→ **INPUT RECORDS**:
┌──

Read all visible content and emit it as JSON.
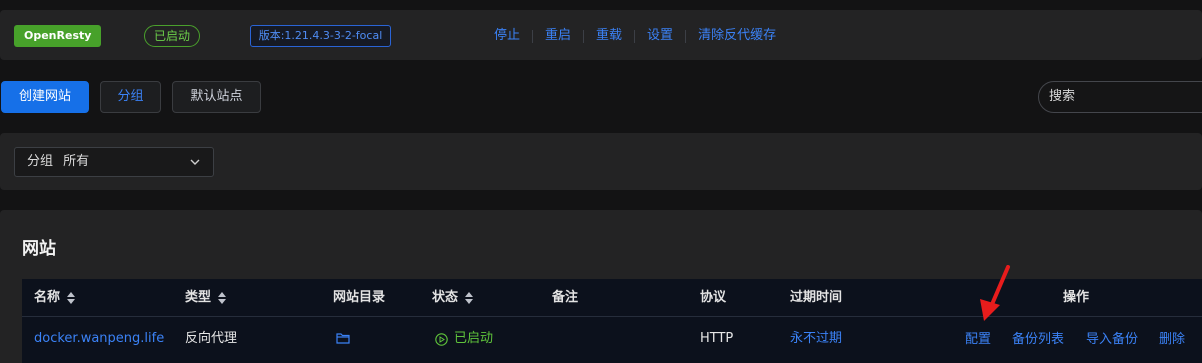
{
  "topbar": {
    "server_name": "OpenResty",
    "status": "已启动",
    "version": "版本:1.21.4.3-3-2-focal",
    "actions": [
      "停止",
      "重启",
      "重载",
      "设置",
      "清除反代缓存"
    ]
  },
  "toolbar": {
    "create_label": "创建网站",
    "group_label": "分组",
    "default_site_label": "默认站点",
    "search_placeholder": "搜索"
  },
  "filter": {
    "label": "分组",
    "value": "所有"
  },
  "sites": {
    "title": "网站",
    "columns": [
      "名称",
      "类型",
      "网站目录",
      "状态",
      "备注",
      "协议",
      "过期时间",
      "操作"
    ],
    "rows": [
      {
        "name": "docker.wanpeng.life",
        "type": "反向代理",
        "status": "已启动",
        "note": "",
        "protocol": "HTTP",
        "expiry": "永不过期",
        "ops": [
          "配置",
          "备份列表",
          "导入备份",
          "删除"
        ]
      }
    ]
  },
  "colors": {
    "accent": "#3b82f6",
    "primary_button": "#1670e8",
    "success": "#5fc43b",
    "annotation_arrow": "#e81c1c"
  },
  "icons": {
    "folder": "folder-icon",
    "status": "play-circle-icon",
    "chevron": "chevron-down-icon",
    "sort": "sort-icon"
  }
}
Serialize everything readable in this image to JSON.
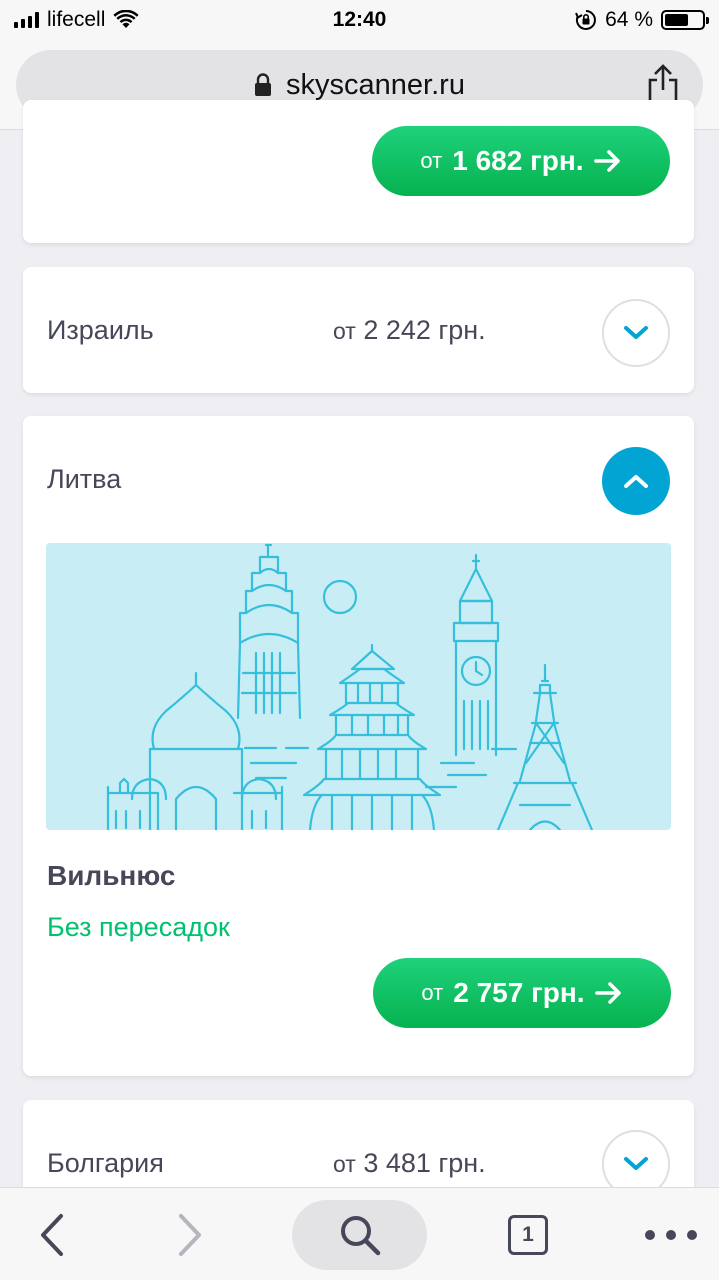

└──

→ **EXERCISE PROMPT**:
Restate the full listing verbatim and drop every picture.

→ **EXERCISE RESPONSE**:
Read all visible content and emit it as JSON.
{
  "topbar": {
    "server_name": "OpenResty",
    "status": "已启动",
    "version": "版本:1.21.4.3-3-2-focal",
    "actions": [
      "停止",
      "重启",
      "重载",
      "设置",
      "清除反代缓存"
    ]
  },
  "toolbar": {
    "create_label": "创建网站",
    "group_label": "分组",
    "default_site_label": "默认站点",
    "search_placeholder": "搜索"
  },
  "filter": {
    "label": "分组",
    "value": "所有"
  },
  "sites": {
    "title": "网站",
    "columns": [
      "名称",
      "类型",
      "网站目录",
      "状态",
      "备注",
      "协议",
      "过期时间",
      "操作"
    ],
    "rows": [
      {
        "name": "docker.wanpeng.life",
        "type": "反向代理",
        "status": "已启动",
        "note": "",
        "protocol": "HTTP",
        "expiry": "永不过期",
        "ops": [
          "配置",
          "备份列表",
          "导入备份",
          "删除"
        ]
      }
    ]
  },
  "colors": {
    "accent": "#3b82f6",
    "primary_button": "#1670e8",
    "success": "#5fc43b",
    "annotation_arrow": "#e81c1c"
  },
  "icons": {
    "folder": "folder-icon",
    "status": "play-circle-icon",
    "chevron": "chevron-down-icon",
    "sort": "sort-icon"
  }
}
Serialize everything readable in this image to JSON.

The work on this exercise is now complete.